This seems to be the most common illustrated version of the story available online. Although the author and publisher are not identified, although one version identifies as being “for use in schools” (学校专集). In total there are 100 images with abbreviated text to the side in an updated lianhuanhua 連環畫5 style. Also known as 小人書 or ‘children’s books,’ lianhuanhua emerged in the 1920s as a popular form of story-based comics, defined in opposition to manhua (漫畫) or European and North American style newspaper cartoon strips.
In content, the first 85 pages are spent retelling the Wu Song 武松 chapters of the original novel, with the arrival of Li Pinger, the death of Guange, the death of Ximen Qing and the death of Pan Jinlian at the hands of Wu Song compressed into the last 15 pages.
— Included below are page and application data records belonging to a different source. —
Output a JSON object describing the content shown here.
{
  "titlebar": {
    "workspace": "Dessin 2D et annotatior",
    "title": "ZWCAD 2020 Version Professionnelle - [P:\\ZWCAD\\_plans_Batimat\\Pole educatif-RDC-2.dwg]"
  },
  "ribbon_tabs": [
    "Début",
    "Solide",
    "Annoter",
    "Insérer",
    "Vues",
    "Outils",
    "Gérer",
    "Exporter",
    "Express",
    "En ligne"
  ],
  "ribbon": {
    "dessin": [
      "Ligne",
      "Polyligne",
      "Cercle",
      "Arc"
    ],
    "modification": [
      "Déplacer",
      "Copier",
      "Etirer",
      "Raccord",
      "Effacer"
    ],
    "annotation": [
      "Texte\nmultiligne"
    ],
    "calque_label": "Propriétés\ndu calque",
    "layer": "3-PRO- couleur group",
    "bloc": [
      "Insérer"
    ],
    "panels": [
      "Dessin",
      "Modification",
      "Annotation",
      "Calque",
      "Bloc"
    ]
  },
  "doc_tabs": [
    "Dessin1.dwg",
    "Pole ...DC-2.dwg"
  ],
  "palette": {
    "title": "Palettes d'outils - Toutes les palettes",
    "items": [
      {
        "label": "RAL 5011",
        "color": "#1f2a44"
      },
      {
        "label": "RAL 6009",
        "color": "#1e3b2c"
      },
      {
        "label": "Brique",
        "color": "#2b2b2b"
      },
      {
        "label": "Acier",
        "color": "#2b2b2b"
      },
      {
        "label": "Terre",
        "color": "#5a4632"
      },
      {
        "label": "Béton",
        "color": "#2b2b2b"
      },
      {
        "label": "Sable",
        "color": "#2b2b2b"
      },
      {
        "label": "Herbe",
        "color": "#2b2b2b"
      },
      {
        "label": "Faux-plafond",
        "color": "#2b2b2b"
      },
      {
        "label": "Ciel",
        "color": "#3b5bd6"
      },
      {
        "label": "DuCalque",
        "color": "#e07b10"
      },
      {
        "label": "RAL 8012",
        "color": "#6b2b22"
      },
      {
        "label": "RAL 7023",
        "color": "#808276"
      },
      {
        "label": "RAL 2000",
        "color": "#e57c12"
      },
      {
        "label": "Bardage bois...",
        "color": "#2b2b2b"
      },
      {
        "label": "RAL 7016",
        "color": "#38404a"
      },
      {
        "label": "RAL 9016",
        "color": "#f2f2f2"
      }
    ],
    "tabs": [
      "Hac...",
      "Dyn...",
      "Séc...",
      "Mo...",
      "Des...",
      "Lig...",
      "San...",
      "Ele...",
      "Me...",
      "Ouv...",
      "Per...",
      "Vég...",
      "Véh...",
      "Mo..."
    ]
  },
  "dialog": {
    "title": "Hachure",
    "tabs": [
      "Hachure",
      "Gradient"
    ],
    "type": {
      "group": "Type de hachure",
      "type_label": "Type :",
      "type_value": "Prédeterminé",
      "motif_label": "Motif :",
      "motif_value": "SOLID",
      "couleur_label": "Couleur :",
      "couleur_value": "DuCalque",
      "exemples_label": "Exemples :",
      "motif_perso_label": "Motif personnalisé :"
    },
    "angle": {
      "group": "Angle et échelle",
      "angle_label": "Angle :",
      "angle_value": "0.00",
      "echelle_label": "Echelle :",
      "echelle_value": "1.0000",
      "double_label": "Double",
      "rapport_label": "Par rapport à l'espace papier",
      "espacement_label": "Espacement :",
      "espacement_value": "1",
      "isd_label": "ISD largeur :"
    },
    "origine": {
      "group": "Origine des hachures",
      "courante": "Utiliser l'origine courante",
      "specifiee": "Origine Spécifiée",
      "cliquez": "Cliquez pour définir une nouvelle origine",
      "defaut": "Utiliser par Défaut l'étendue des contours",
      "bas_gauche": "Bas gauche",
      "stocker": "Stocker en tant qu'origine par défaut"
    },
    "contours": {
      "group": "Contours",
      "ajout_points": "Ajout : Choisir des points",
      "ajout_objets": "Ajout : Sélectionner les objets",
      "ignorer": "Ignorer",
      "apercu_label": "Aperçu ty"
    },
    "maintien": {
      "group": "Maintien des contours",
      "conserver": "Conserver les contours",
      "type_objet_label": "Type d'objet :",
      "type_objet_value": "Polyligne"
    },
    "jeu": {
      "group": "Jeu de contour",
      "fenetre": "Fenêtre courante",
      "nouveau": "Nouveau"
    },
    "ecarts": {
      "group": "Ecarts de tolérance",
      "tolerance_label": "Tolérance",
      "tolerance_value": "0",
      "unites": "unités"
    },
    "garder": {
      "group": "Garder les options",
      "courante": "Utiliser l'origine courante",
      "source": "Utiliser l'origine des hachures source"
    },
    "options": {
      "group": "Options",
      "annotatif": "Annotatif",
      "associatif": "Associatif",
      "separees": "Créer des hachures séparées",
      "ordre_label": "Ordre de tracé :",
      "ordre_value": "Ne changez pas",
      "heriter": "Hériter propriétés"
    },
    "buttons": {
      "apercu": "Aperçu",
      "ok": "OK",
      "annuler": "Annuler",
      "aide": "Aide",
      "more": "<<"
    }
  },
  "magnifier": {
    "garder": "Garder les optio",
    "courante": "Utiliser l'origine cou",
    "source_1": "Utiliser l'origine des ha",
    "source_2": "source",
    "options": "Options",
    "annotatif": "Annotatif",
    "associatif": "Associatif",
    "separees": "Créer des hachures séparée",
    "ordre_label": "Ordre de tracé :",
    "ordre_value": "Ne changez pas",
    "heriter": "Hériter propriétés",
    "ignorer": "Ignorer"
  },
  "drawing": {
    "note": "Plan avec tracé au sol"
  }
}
Chunmei and her postscript is also largely absent from this adaptation. Not surprisingly, most of the sex and violence in the text is alluded to but not shown in the illustrations.
Jin Ping Mei: The Picture Book
Similar to the above version, this lianhuanhua style adaptation by Cao Hanmei 曹涵美 (1902-1975)6 includes 500 images with abbreviated text underneath. Originally published in Modern Sketch《时代漫画》1934-1937, it was later collected into one volume in 1942.
Interestingly, from what I have seen of this version, it seems to tell the story from the perspective of Pan Jianlian, beginning with her birth. It is also not particularly pornographic, as it seems to focus more on telling the story of the novel rather than just the juicy bits. Nudity also tends to be incidental, as in the panel above. Although Pan Jinlian’s breasts are exposed, they are just one detail in a complex composition.
Cao’s illustrations were also used in the opening credits to Li Hanxiang’s 李翰祥 1974 film adaptation of the Jin Ping Mei, Golden Lotus 金瓶雙艷, starring a very young Jackie Chan 成龍:
- In the earlier Wade-Giles transliteration still preferred by many academics it is rendered ” Chin P’ing Mei.” David Roy includes the literal translation, “Plum in the Golden Vase,” as the subtitle to his version although the accuracy of this is disputable, given that the title is generally assumed to refer to the names of three most important female characters: Pan Jinlian 潘金蓮, Li Ping‘er 李瓶兒 and Pang Chunmei 龐春梅. [↩]
- Chang, Chu-p’o. “How to Read the Chin P’ing Mei.” In How to Read the Chinese Novel, edited by David Rolston, translated by David Tod Roy, 196–201. Princeton, N.J: Princeton University Press, 1990. [↩]
- ASIA 441B taught by the incomparable Catherine Swatek who also happens to be David Roy’s cousin. [↩]
- In other words, neither fish nor fowl. [↩]
- Abbreviation of lianhuatuhua 連環圖畫 or ‘linked-picture’ books [↩]
- Given name Zhang Meiyu (张美宇), middle brother of the more famous cartoonists and publishers Zhang Guangyu 张光宇 (1900-1965, née Zhang Dengying 张登瀛) and Zhang Zhengyu 张正宇 (1904-1976, née Zhang Zhenyu 張振宇). [↩]